The answer is an exact repeat of the entries below, with the pictures omitted.

Input data:
________________________

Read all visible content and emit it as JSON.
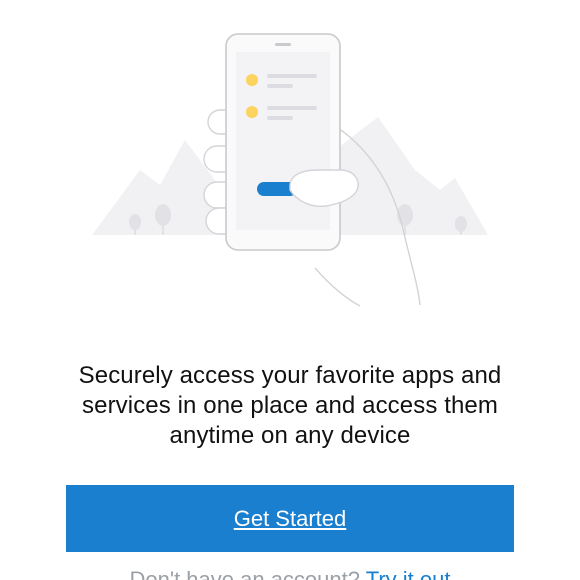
{
  "colors": {
    "primary": "#1b7fd0",
    "accent_dot": "#fbd35f",
    "illustration_bg": "#f1f1f4",
    "phone_frame": "#c9c9ce",
    "muted_text": "#9aa0a6"
  },
  "illustration": {
    "icon": "phone-in-hand-illustration"
  },
  "onboarding": {
    "headline": "Securely access your favorite apps and services in one place and access them anytime on any device",
    "primary_button_label": "Get Started",
    "secondary_muted_text": "Don't have an account?",
    "secondary_link_text": "Try it out"
  }
}
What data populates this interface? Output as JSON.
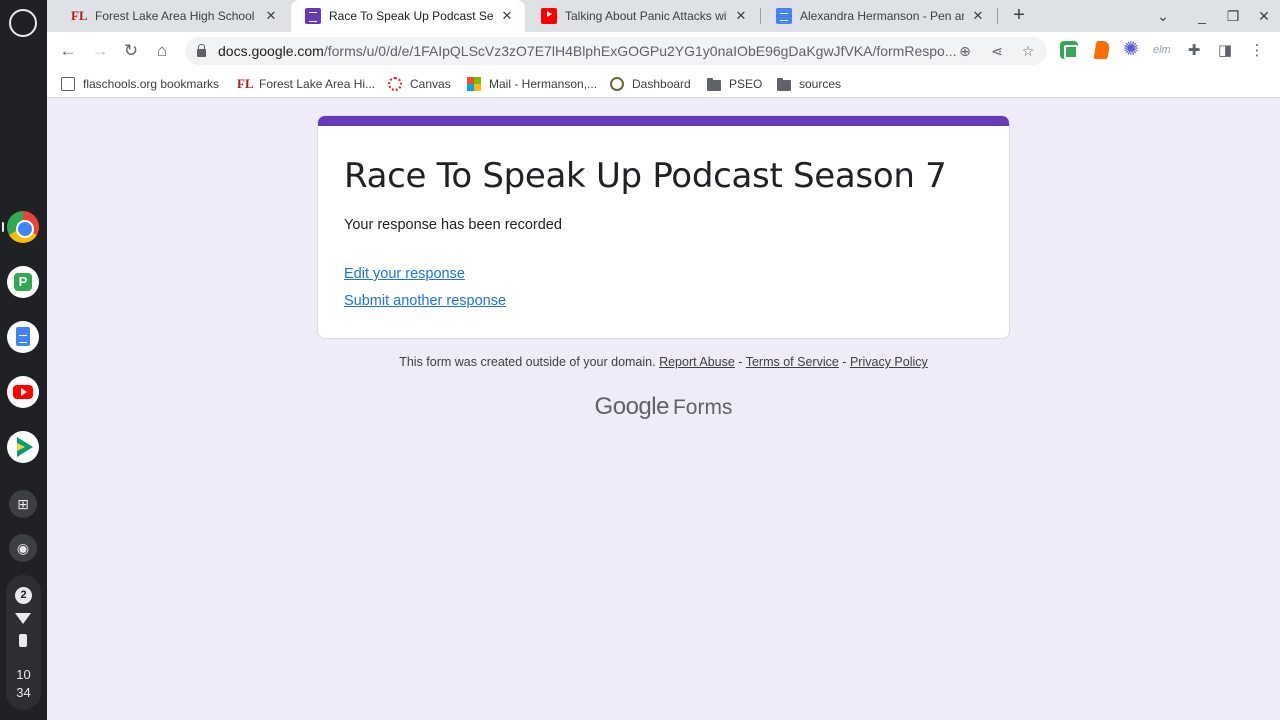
{
  "shelf": {
    "notification_count": "2",
    "time_hour": "10",
    "time_minute": "34"
  },
  "tabs": [
    {
      "title": "Forest Lake Area High School / H",
      "favicon": "flhs-logo-icon",
      "active": false
    },
    {
      "title": "Race To Speak Up Podcast Seas",
      "favicon": "google-forms-icon",
      "active": true
    },
    {
      "title": "Talking About Panic Attacks with",
      "favicon": "youtube-icon",
      "active": false
    },
    {
      "title": "Alexandra Hermanson - Pen and",
      "favicon": "google-docs-icon",
      "active": false
    }
  ],
  "omnibox": {
    "domain": "docs.google.com",
    "path": "/forms/u/0/d/e/1FAIpQLScVz3zO7E7lH4BlphExGOGPu2YG1y0naIObE96gDaKgwJfVKA/formRespo..."
  },
  "bookmarks": [
    {
      "label": "flaschools.org bookmarks",
      "icon": "bookmarks-icon"
    },
    {
      "label": "Forest Lake Area Hi...",
      "icon": "flhs-logo-icon"
    },
    {
      "label": "Canvas",
      "icon": "canvas-icon"
    },
    {
      "label": "Mail - Hermanson,...",
      "icon": "microsoft-icon"
    },
    {
      "label": "Dashboard",
      "icon": "dashboard-icon"
    },
    {
      "label": "PSEO",
      "icon": "folder-icon"
    },
    {
      "label": "sources",
      "icon": "folder-icon"
    }
  ],
  "form": {
    "title": "Race To Speak Up Podcast Season 7",
    "confirmation": "Your response has been recorded",
    "edit_link": "Edit your response",
    "submit_another_link": "Submit another response"
  },
  "footer": {
    "notice": "This form was created outside of your domain.",
    "report_abuse": "Report Abuse",
    "separator": "-",
    "terms": "Terms of Service",
    "privacy": "Privacy Policy"
  },
  "brand": {
    "google": "Google",
    "forms": "Forms"
  },
  "colors": {
    "form_accent": "#673ab7",
    "page_background": "#f0ebf8",
    "link": "#1a73e8"
  }
}
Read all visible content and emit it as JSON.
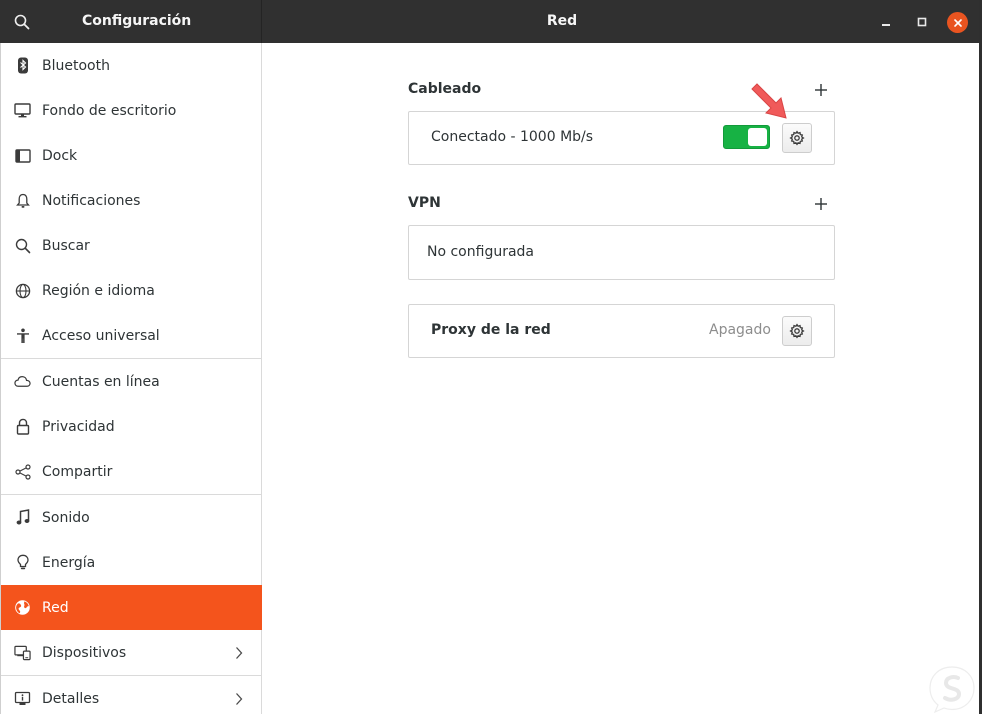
{
  "window": {
    "app_title": "Configuración",
    "page_title": "Red"
  },
  "sidebar": {
    "items": [
      {
        "label": "Bluetooth",
        "icon": "bluetooth-icon"
      },
      {
        "label": "Fondo de escritorio",
        "icon": "monitor-icon"
      },
      {
        "label": "Dock",
        "icon": "dock-icon"
      },
      {
        "label": "Notificaciones",
        "icon": "bell-icon"
      },
      {
        "label": "Buscar",
        "icon": "search-icon"
      },
      {
        "label": "Región e idioma",
        "icon": "globe-icon"
      },
      {
        "label": "Acceso universal",
        "icon": "accessibility-icon"
      },
      {
        "label": "Cuentas en línea",
        "icon": "cloud-icon"
      },
      {
        "label": "Privacidad",
        "icon": "lock-icon"
      },
      {
        "label": "Compartir",
        "icon": "share-icon"
      },
      {
        "label": "Sonido",
        "icon": "music-note-icon"
      },
      {
        "label": "Energía",
        "icon": "lightbulb-icon"
      },
      {
        "label": "Red",
        "icon": "network-globe-icon",
        "active": true
      },
      {
        "label": "Dispositivos",
        "icon": "devices-icon",
        "has_submenu": true
      },
      {
        "label": "Detalles",
        "icon": "info-icon",
        "has_submenu": true
      }
    ]
  },
  "main": {
    "wired": {
      "title": "Cableado",
      "status": "Conectado - 1000 Mb/s",
      "enabled": true
    },
    "vpn": {
      "title": "VPN",
      "status": "No configurada"
    },
    "proxy": {
      "label": "Proxy de la red",
      "status": "Apagado"
    }
  },
  "colors": {
    "accent": "#f4541c",
    "toggle_on": "#17b244",
    "headerbar": "#303030",
    "close_button": "#e95420",
    "annotation_arrow": "#f05a5a"
  }
}
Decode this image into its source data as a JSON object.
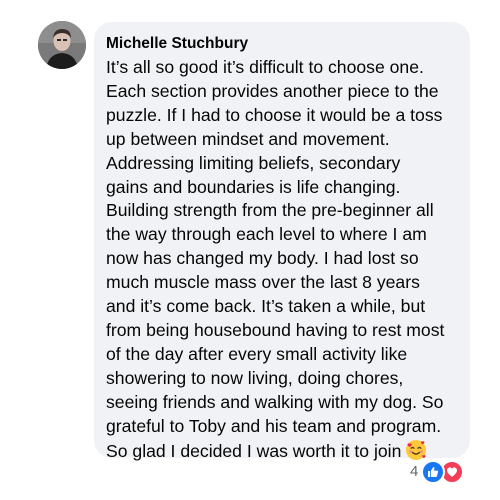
{
  "comment": {
    "author": "Michelle Stuchbury",
    "lines": [
      "It’s all so good it’s difficult to choose one.",
      "Each section provides another piece to the",
      "puzzle. If I had to choose it would be a toss",
      "up between mindset and movement.",
      "Addressing limiting beliefs, secondary",
      "gains and boundaries is life changing.",
      "Building strength from the pre-beginner all",
      "the way through each level to where I am",
      "now has changed my body.  I had lost so",
      "much muscle mass over the last 8 years",
      "and it’s come back. It’s taken a while, but",
      "from being housebound having to rest most",
      "of the day after every small activity like",
      "showering to now living, doing chores,",
      "seeing friends and walking with my dog. So",
      "grateful to Toby and his team and program.",
      "So glad I decided I was worth it to join"
    ],
    "trailing_emoji": "smiling-face-with-hearts-icon"
  },
  "reactions": {
    "count": "4",
    "types": [
      "like-icon",
      "love-icon"
    ],
    "colors": {
      "like": "#1877f2",
      "love": "#f33e58"
    }
  },
  "colors": {
    "bubble": "#f0f2f5",
    "text": "#050505",
    "meta": "#65676b"
  }
}
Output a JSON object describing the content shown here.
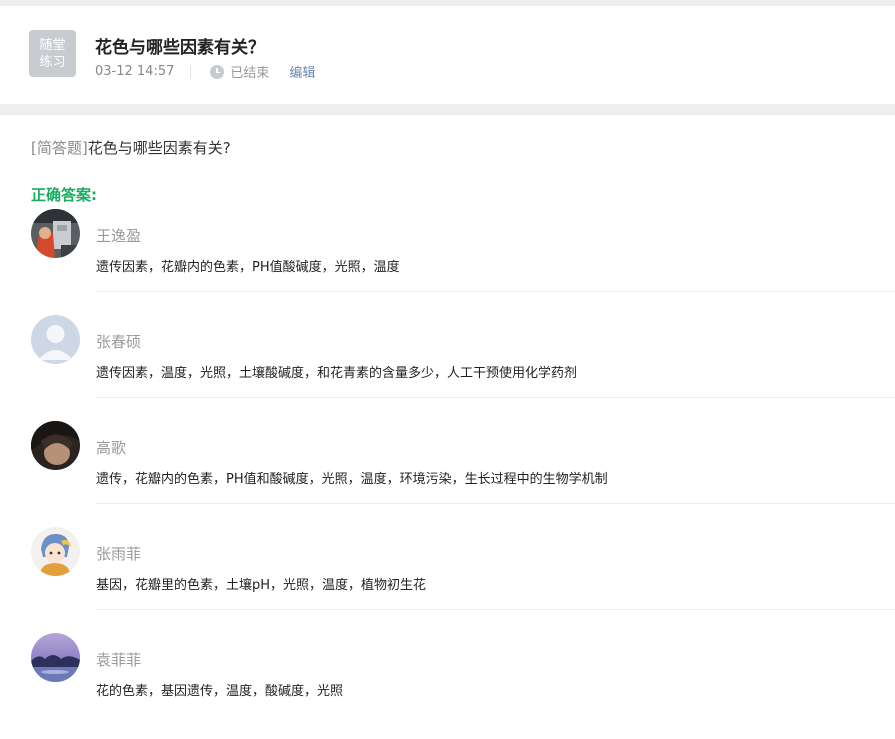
{
  "header": {
    "badge_line1": "随堂",
    "badge_line2": "练习",
    "title": "花色与哪些因素有关？",
    "datetime": "03-12 14:57",
    "status": "已结束",
    "edit_label": "编辑"
  },
  "question": {
    "type_tag": "[简答题]",
    "text": "花色与哪些因素有关?"
  },
  "answer_label": "正确答案:",
  "answers": [
    {
      "name": "王逸盈",
      "text": "遗传因素，花瓣内的色素，PH值酸碱度，光照，温度",
      "avatar": "photo-avatar"
    },
    {
      "name": "张春硕",
      "text": "遗传因素，温度，光照，土壤酸碱度，和花青素的含量多少，人工干预使用化学药剂",
      "avatar": "default-avatar"
    },
    {
      "name": "高歌",
      "text": "遗传，花瓣内的色素，PH值和酸碱度，光照，温度，环境污染，生长过程中的生物学机制",
      "avatar": "photo-avatar"
    },
    {
      "name": "张雨菲",
      "text": "基因，花瓣里的色素，土壤pH，光照，温度，植物初生花",
      "avatar": "cartoon-avatar"
    },
    {
      "name": "袁菲菲",
      "text": "花的色素，基因遗传，温度，酸碱度，光照",
      "avatar": "landscape-avatar"
    }
  ],
  "colors": {
    "accent_green": "#1aad61",
    "link_blue": "#6a88b0",
    "badge_gray": "#c8ccd1"
  }
}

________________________

Result of this exercise:
Read all visible content and emit it as JSON.
{
  "colors": {
    "primary": "#1b7fd0",
    "accent_dot": "#fbd35f",
    "illustration_bg": "#f1f1f4",
    "phone_frame": "#c9c9ce",
    "muted_text": "#9aa0a6"
  },
  "illustration": {
    "icon": "phone-in-hand-illustration"
  },
  "onboarding": {
    "headline": "Securely access your favorite apps and services in one place and access them anytime on any device",
    "primary_button_label": "Get Started",
    "secondary_muted_text": "Don't have an account?",
    "secondary_link_text": "Try it out"
  }
}
What data populates this interface? Output as JSON.
{
  "shelf": {
    "notification_count": "2",
    "time_hour": "10",
    "time_minute": "34"
  },
  "tabs": [
    {
      "title": "Forest Lake Area High School / H",
      "favicon": "flhs-logo-icon",
      "active": false
    },
    {
      "title": "Race To Speak Up Podcast Seas",
      "favicon": "google-forms-icon",
      "active": true
    },
    {
      "title": "Talking About Panic Attacks with",
      "favicon": "youtube-icon",
      "active": false
    },
    {
      "title": "Alexandra Hermanson - Pen and",
      "favicon": "google-docs-icon",
      "active": false
    }
  ],
  "omnibox": {
    "domain": "docs.google.com",
    "path": "/forms/u/0/d/e/1FAIpQLScVz3zO7E7lH4BlphExGOGPu2YG1y0naIObE96gDaKgwJfVKA/formRespo..."
  },
  "bookmarks": [
    {
      "label": "flaschools.org bookmarks",
      "icon": "bookmarks-icon"
    },
    {
      "label": "Forest Lake Area Hi...",
      "icon": "flhs-logo-icon"
    },
    {
      "label": "Canvas",
      "icon": "canvas-icon"
    },
    {
      "label": "Mail - Hermanson,...",
      "icon": "microsoft-icon"
    },
    {
      "label": "Dashboard",
      "icon": "dashboard-icon"
    },
    {
      "label": "PSEO",
      "icon": "folder-icon"
    },
    {
      "label": "sources",
      "icon": "folder-icon"
    }
  ],
  "form": {
    "title": "Race To Speak Up Podcast Season 7",
    "confirmation": "Your response has been recorded",
    "edit_link": "Edit your response",
    "submit_another_link": "Submit another response"
  },
  "footer": {
    "notice": "This form was created outside of your domain.",
    "report_abuse": "Report Abuse",
    "separator": "-",
    "terms": "Terms of Service",
    "privacy": "Privacy Policy"
  },
  "brand": {
    "google": "Google",
    "forms": "Forms"
  },
  "colors": {
    "form_accent": "#673ab7",
    "page_background": "#f0ebf8",
    "link": "#1a73e8"
  }
}
Read all visible content and emit it as JSON.
{
  "window": {
    "app_title": "Configuración",
    "page_title": "Red"
  },
  "sidebar": {
    "items": [
      {
        "label": "Bluetooth",
        "icon": "bluetooth-icon"
      },
      {
        "label": "Fondo de escritorio",
        "icon": "monitor-icon"
      },
      {
        "label": "Dock",
        "icon": "dock-icon"
      },
      {
        "label": "Notificaciones",
        "icon": "bell-icon"
      },
      {
        "label": "Buscar",
        "icon": "search-icon"
      },
      {
        "label": "Región e idioma",
        "icon": "globe-icon"
      },
      {
        "label": "Acceso universal",
        "icon": "accessibility-icon"
      },
      {
        "label": "Cuentas en línea",
        "icon": "cloud-icon"
      },
      {
        "label": "Privacidad",
        "icon": "lock-icon"
      },
      {
        "label": "Compartir",
        "icon": "share-icon"
      },
      {
        "label": "Sonido",
        "icon": "music-note-icon"
      },
      {
        "label": "Energía",
        "icon": "lightbulb-icon"
      },
      {
        "label": "Red",
        "icon": "network-globe-icon",
        "active": true
      },
      {
        "label": "Dispositivos",
        "icon": "devices-icon",
        "has_submenu": true
      },
      {
        "label": "Detalles",
        "icon": "info-icon",
        "has_submenu": true
      }
    ]
  },
  "main": {
    "wired": {
      "title": "Cableado",
      "status": "Conectado - 1000 Mb/s",
      "enabled": true
    },
    "vpn": {
      "title": "VPN",
      "status": "No configurada"
    },
    "proxy": {
      "label": "Proxy de la red",
      "status": "Apagado"
    }
  },
  "colors": {
    "accent": "#f4541c",
    "toggle_on": "#17b244",
    "headerbar": "#303030",
    "close_button": "#e95420",
    "annotation_arrow": "#f05a5a"
  }
}
Decode this image into its source data as a JSON object.
{
  "comment": {
    "author": "Michelle Stuchbury",
    "lines": [
      "It’s all so good it’s difficult to choose one.",
      "Each section provides another piece to the",
      "puzzle. If I had to choose it would be a toss",
      "up between mindset and movement.",
      "Addressing limiting beliefs, secondary",
      "gains and boundaries is life changing.",
      "Building strength from the pre-beginner all",
      "the way through each level to where I am",
      "now has changed my body.  I had lost so",
      "much muscle mass over the last 8 years",
      "and it’s come back. It’s taken a while, but",
      "from being housebound having to rest most",
      "of the day after every small activity like",
      "showering to now living, doing chores,",
      "seeing friends and walking with my dog. So",
      "grateful to Toby and his team and program.",
      "So glad I decided I was worth it to join"
    ],
    "trailing_emoji": "smiling-face-with-hearts-icon"
  },
  "reactions": {
    "count": "4",
    "types": [
      "like-icon",
      "love-icon"
    ],
    "colors": {
      "like": "#1877f2",
      "love": "#f33e58"
    }
  },
  "colors": {
    "bubble": "#f0f2f5",
    "text": "#050505",
    "meta": "#65676b"
  }
}
Output a JSON object describing the content shown here.
{
  "header": {
    "badge_line1": "随堂",
    "badge_line2": "练习",
    "title": "花色与哪些因素有关？",
    "datetime": "03-12 14:57",
    "status": "已结束",
    "edit_label": "编辑"
  },
  "question": {
    "type_tag": "[简答题]",
    "text": "花色与哪些因素有关?"
  },
  "answer_label": "正确答案:",
  "answers": [
    {
      "name": "王逸盈",
      "text": "遗传因素，花瓣内的色素，PH值酸碱度，光照，温度",
      "avatar": "photo-avatar"
    },
    {
      "name": "张春硕",
      "text": "遗传因素，温度，光照，土壤酸碱度，和花青素的含量多少，人工干预使用化学药剂",
      "avatar": "default-avatar"
    },
    {
      "name": "高歌",
      "text": "遗传，花瓣内的色素，PH值和酸碱度，光照，温度，环境污染，生长过程中的生物学机制",
      "avatar": "photo-avatar"
    },
    {
      "name": "张雨菲",
      "text": "基因，花瓣里的色素，土壤pH，光照，温度，植物初生花",
      "avatar": "cartoon-avatar"
    },
    {
      "name": "袁菲菲",
      "text": "花的色素，基因遗传，温度，酸碱度，光照",
      "avatar": "landscape-avatar"
    }
  ],
  "colors": {
    "accent_green": "#1aad61",
    "link_blue": "#6a88b0",
    "badge_gray": "#c8ccd1"
  }
}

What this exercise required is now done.